“Skip Divided” needs its own paragraph for a reason. I keep trying to figure out how it belongs on an otherwise outstanding record. It comes in with some misplaced humming, not of machines but Yorke’s own voice. The skittering static in the background only highlights this track, which ends up sounding like some Peter Gabriel reject. It stands out like a sore thumb. I’ve spoken to several people who seem to love this track, but for me when it comes to the end and Yorke is singing “I’m a dog, I’m a dog, I’m a lapdog, I’m your lapdog,” it really hurt in one of those “I can’t help but feel embarassed for him it’s so bad” ways. The music itself isn’t bad, but the whole song seems built to carry the vocals, which end up dropping the ball big time. The biggest disappointment is that it’s just an average track from a record of otherwise excellent caliber.

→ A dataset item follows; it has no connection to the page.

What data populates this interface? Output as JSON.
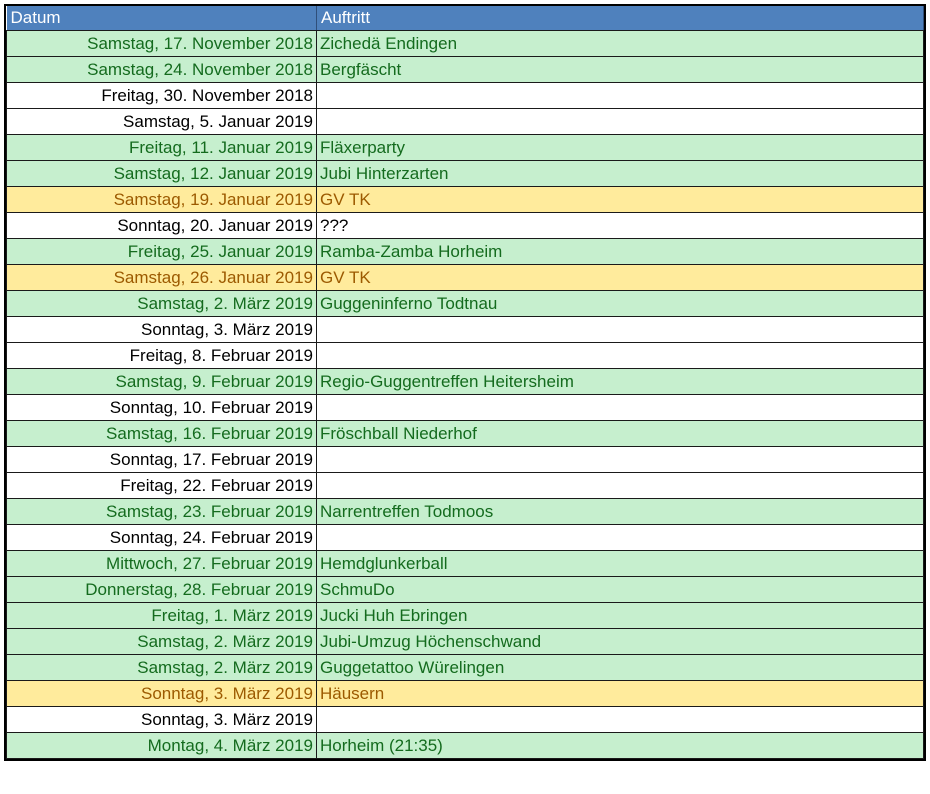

Immediately redeeming itself, The Eraser comes back with its greatest moment, “Atoms for Peace.” This one is also built around Yorke’s voice, with only minimal electronic backing. Instead of mucking things up, Thom goes for the highest notes in his vocal range and succeeds in crafting one of the most beautiful tracks on any album this year. “And_it_Rained_All_Night” is interesting because the music seems to literally reflect what is going on in the lyrics. The initial percussion provides a slightly motorik beat over which Yorke sings about clicking train tracks.

The Eraser closes on a high note with back-to-back standouts “Harrowdown Hill” and “Cymbal Rush.” These tracks would have fit comfortably on Kid A and Amnesiac stylistically, even if it would’ve broken the superb continuity of those albums. A sense of dread fills both with the dark qualities found on those early 00’s albums. While the lyrical content shows Thom Yorke at the height of paranoia trying to save his house and his songs from the ever-impending doom of a world in the shadow of fatcats that rule unchecked with pockets filled with blood and oil, the dramatic shift from brighter tones to minor keys and slight discordance couldn’t be more prominent.

Before you know it, the album is already over, leaving you with that empty feeling that comes with knowing that next Radiohead album may be farther off than we originally thought. While Thom Yorke’s The Eraser is an excellent record in its own right, it only solidifies the legacy of Radiohead as a supremely powerful group comprised of five robot lions that only together could form “Voltron.”